The African Science Academy Development Initiative (ASADI) was established in 2004 to strengthen African academies' ability to inform government policy-making and public discourse with independent, evidence-based advice. The initiative — supported by a $20 million grant from the Bill & Melinda Gates Foundation and administered by the U.S. National Academies — will be carried out in Africa over the next decade, focusing on efforts to improve human health.
Africa's science and technology capacity is limited and unevenly distributed. Moreover, existing S&T knowledge in academia and industry in many African countries is disconnected from decision-making — decreasing the likelihood that the research community will contribute to policy improvements that would ultimately benefit the public at large. Stronger science academies can foster measures to save lives or raise the standard of living by settling key questions on topics such as malaria prevention, sustainable development, or agricultural production.
The science academies of Nigeria, Uganda, and South Africa were chosen as the initial focal points for the initiative. Some of the preliminary activities involve helping these academies hire and train staff members, implement administrative procedures, manage finances, conduct scientific studies, and organize forums and major meetings. In addition, strategic-planning grants will be given to the science academies of Cameroon, Senegal, Ghana, and Kenya, as well as the regional African Academy of Sciences. The effort also will support a series of annual meetings to encourage collaboration and joint learning among some of sub-Saharan Africa's academies.

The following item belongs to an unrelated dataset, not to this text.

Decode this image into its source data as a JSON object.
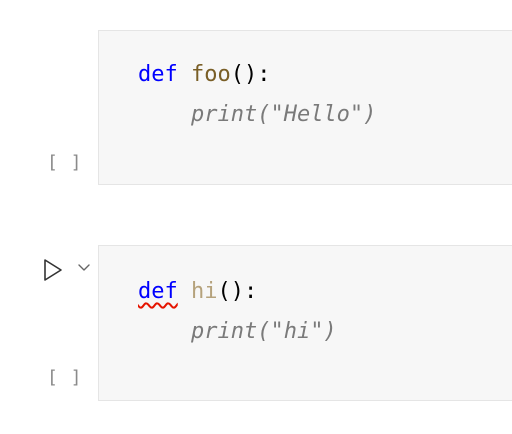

ASADI's first annual international conference will take place Nov. 6-10 in Nairobi, Kenya. Public sessions will be held Nov. 7-8.